Within each session there is a specific structure that all staff follow throughout the school.



Focus 1: Grapheme Phoneme Correspondence

Focus 2: Use flash cards to read tricky and fully decodable words.

Focus 3: Teach the children to read the tricky words in the text

Focus 4: The trained adult with the group models the skill that we are practising.


The phonetically decodable  book will be allocated to your child on a Thursday after the book has been read in school.


Children who are not making expected progress in their reading take part in "Keep Up" sessions with adults in school.




Home Reading 

Your child will bring home two books. One is for your child to read to you. It has been carefully chosen to match the phonic phase that your child is working on so children should be able to read the words. We strongly  encourage parents/carers to practise reading for five/ten minutes each evening to develop fluency. The other book has words that your child may not be able to read yet. It is for you to read to your child and to talk about together.


Phonetically Decodable Books ( Collins Big Cat)


These are your child’s focused reading books linked to the

sessions we deliver in school.

  •  Do not read the book aloud before your child reads it to you.
  •  Ask your child to read the phonemes (sounds) and words inside the front cover before he or she reads the book.
  •  When your child reads the book, ask him or her to segment and blend out the words that he or she cannot read automatically.
  •  Don’t allow your child to struggle too much. Praise your child when he or she succeeds or for their effort.
  •  Do not ask your child to guess the word by using the pictures.
  •  Do it all with patience and love!


Reading for pleasure book 

These are an additional book that your child chooses from a selection within the classroom to share at home. These books can be changed as often as your child wishes.
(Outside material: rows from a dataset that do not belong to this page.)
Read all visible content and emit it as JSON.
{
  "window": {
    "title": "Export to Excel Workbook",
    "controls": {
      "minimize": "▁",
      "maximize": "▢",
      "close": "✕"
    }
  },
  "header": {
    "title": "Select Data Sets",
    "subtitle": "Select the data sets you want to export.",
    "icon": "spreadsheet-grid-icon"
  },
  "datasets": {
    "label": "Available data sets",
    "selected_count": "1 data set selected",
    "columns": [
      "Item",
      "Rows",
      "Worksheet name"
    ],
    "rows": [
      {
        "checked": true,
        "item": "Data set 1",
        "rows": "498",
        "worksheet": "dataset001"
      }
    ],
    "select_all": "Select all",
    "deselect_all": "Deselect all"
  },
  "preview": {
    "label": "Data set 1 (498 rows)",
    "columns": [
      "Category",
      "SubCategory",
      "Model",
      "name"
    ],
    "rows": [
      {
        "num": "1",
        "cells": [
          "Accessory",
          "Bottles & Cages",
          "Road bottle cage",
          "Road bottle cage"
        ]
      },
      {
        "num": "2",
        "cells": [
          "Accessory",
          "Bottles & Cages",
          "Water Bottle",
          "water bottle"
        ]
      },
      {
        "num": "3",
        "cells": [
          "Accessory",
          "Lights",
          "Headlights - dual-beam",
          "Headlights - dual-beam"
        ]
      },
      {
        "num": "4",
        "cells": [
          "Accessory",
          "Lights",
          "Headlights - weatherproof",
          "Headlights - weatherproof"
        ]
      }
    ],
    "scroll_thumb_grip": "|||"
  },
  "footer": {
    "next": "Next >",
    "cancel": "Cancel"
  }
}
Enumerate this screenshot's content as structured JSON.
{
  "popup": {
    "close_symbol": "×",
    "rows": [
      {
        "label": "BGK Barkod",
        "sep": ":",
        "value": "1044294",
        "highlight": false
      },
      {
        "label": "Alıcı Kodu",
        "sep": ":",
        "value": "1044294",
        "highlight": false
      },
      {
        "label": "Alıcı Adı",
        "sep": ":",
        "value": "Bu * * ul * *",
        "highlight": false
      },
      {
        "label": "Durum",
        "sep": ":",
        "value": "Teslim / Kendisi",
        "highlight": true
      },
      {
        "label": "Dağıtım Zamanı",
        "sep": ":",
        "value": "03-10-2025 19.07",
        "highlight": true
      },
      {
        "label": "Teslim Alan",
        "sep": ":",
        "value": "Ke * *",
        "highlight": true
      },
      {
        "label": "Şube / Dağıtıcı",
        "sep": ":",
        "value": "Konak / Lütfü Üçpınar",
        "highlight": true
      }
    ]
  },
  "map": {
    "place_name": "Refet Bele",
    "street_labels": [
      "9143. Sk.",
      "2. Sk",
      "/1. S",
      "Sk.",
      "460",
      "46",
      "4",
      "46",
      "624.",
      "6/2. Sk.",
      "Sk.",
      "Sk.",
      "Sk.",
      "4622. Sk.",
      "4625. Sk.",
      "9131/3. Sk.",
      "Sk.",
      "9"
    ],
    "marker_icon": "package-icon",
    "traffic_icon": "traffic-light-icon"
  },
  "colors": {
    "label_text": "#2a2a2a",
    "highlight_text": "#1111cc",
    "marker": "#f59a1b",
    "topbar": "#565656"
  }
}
  •  Read the book to your child or read parts together.
  •  Your child may be able to recognise tricky words in the book and be able to segment and blend (sounds out) out some words.
  •  Talk about the story together and consider the key characters/event/information
  •  Do not ask your child to read these books independently.